> _Your instructions_
Because the material must match the original, reproduce every line of it exactly.

═════ Data ═════

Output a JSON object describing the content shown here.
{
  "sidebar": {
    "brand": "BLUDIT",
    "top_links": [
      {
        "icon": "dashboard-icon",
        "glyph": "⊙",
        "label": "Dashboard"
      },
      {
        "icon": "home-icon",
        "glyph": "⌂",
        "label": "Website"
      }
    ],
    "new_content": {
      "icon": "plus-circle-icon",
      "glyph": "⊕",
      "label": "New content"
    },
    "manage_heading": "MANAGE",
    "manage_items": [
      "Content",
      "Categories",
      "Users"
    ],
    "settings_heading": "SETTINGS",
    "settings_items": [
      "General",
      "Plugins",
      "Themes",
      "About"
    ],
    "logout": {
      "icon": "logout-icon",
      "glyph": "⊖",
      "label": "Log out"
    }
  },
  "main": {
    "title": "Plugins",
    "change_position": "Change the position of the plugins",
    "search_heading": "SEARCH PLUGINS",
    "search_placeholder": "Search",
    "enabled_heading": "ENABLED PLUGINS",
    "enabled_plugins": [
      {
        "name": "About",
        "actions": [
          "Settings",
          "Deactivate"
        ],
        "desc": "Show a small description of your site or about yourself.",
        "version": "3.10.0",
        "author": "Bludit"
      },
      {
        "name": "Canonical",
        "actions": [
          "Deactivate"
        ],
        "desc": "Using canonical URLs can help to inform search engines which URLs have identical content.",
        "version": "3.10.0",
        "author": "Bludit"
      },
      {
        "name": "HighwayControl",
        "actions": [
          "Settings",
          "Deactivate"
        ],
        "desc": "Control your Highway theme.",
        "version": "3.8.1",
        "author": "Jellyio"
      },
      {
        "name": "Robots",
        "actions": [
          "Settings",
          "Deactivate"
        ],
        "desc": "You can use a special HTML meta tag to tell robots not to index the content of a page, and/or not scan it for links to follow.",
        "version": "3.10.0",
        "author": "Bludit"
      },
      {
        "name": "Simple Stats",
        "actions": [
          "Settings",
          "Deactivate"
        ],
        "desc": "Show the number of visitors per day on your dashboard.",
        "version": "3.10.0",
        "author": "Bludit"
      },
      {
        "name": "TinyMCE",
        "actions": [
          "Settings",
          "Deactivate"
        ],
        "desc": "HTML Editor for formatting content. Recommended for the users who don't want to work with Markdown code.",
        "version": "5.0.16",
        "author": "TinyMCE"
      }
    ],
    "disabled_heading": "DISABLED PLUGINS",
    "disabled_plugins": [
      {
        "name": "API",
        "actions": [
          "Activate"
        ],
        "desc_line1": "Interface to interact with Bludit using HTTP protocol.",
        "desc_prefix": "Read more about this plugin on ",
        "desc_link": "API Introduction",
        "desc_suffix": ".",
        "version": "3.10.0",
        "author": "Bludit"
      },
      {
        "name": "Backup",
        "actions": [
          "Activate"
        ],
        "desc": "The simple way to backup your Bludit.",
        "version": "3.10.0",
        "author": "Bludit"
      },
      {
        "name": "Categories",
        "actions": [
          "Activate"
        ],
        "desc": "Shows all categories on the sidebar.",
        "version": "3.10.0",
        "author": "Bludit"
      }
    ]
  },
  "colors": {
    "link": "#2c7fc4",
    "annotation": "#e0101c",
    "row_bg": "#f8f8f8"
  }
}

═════

> _Answer space_
Output a JSON object describing the content shown here.
{
  "sidebar": {
    "brand": "BLUDIT",
    "top_links": [
      {
        "icon": "dashboard-icon",
        "glyph": "⊙",
        "label": "Dashboard"
      },
      {
        "icon": "home-icon",
        "glyph": "⌂",
        "label": "Website"
      }
    ],
    "new_content": {
      "icon": "plus-circle-icon",
      "glyph": "⊕",
      "label": "New content"
    },
    "manage_heading": "MANAGE",
    "manage_items": [
      "Content",
      "Categories",
      "Users"
    ],
    "settings_heading": "SETTINGS",
    "settings_items": [
      "General",
      "Plugins",
      "Themes",
      "About"
    ],
    "logout": {
      "icon": "logout-icon",
      "glyph": "⊖",
      "label": "Log out"
    }
  },
  "main": {
    "title": "Plugins",
    "change_position": "Change the position of the plugins",
    "search_heading": "SEARCH PLUGINS",
    "search_placeholder": "Search",
    "enabled_heading": "ENABLED PLUGINS",
    "enabled_plugins": [
      {
        "name": "About",
        "actions": [
          "Settings",
          "Deactivate"
        ],
        "desc": "Show a small description of your site or about yourself.",
        "version": "3.10.0",
        "author": "Bludit"
      },
      {
        "name": "Canonical",
        "actions": [
          "Deactivate"
        ],
        "desc": "Using canonical URLs can help to inform search engines which URLs have identical content.",
        "version": "3.10.0",
        "author": "Bludit"
      },
      {
        "name": "HighwayControl",
        "actions": [
          "Settings",
          "Deactivate"
        ],
        "desc": "Control your Highway theme.",
        "version": "3.8.1",
        "author": "Jellyio"
      },
      {
        "name": "Robots",
        "actions": [
          "Settings",
          "Deactivate"
        ],
        "desc": "You can use a special HTML meta tag to tell robots not to index the content of a page, and/or not scan it for links to follow.",
        "version": "3.10.0",
        "author": "Bludit"
      },
      {
        "name": "Simple Stats",
        "actions": [
          "Settings",
          "Deactivate"
        ],
        "desc": "Show the number of visitors per day on your dashboard.",
        "version": "3.10.0",
        "author": "Bludit"
      },
      {
        "name": "TinyMCE",
        "actions": [
          "Settings",
          "Deactivate"
        ],
        "desc": "HTML Editor for formatting content. Recommended for the users who don't want to work with Markdown code.",
        "version": "5.0.16",
        "author": "TinyMCE"
      }
    ],
    "disabled_heading": "DISABLED PLUGINS",
    "disabled_plugins": [
      {
        "name": "API",
        "actions": [
          "Activate"
        ],
        "desc_line1": "Interface to interact with Bludit using HTTP protocol.",
        "desc_prefix": "Read more about this plugin on ",
        "desc_link": "API Introduction",
        "desc_suffix": ".",
        "version": "3.10.0",
        "author": "Bludit"
      },
      {
        "name": "Backup",
        "actions": [
          "Activate"
        ],
        "desc": "The simple way to backup your Bludit.",
        "version": "3.10.0",
        "author": "Bludit"
      },
      {
        "name": "Categories",
        "actions": [
          "Activate"
        ],
        "desc": "Shows all categories on the sidebar.",
        "version": "3.10.0",
        "author": "Bludit"
      }
    ]
  },
  "colors": {
    "link": "#2c7fc4",
    "annotation": "#e0101c",
    "row_bg": "#f8f8f8"
  }
}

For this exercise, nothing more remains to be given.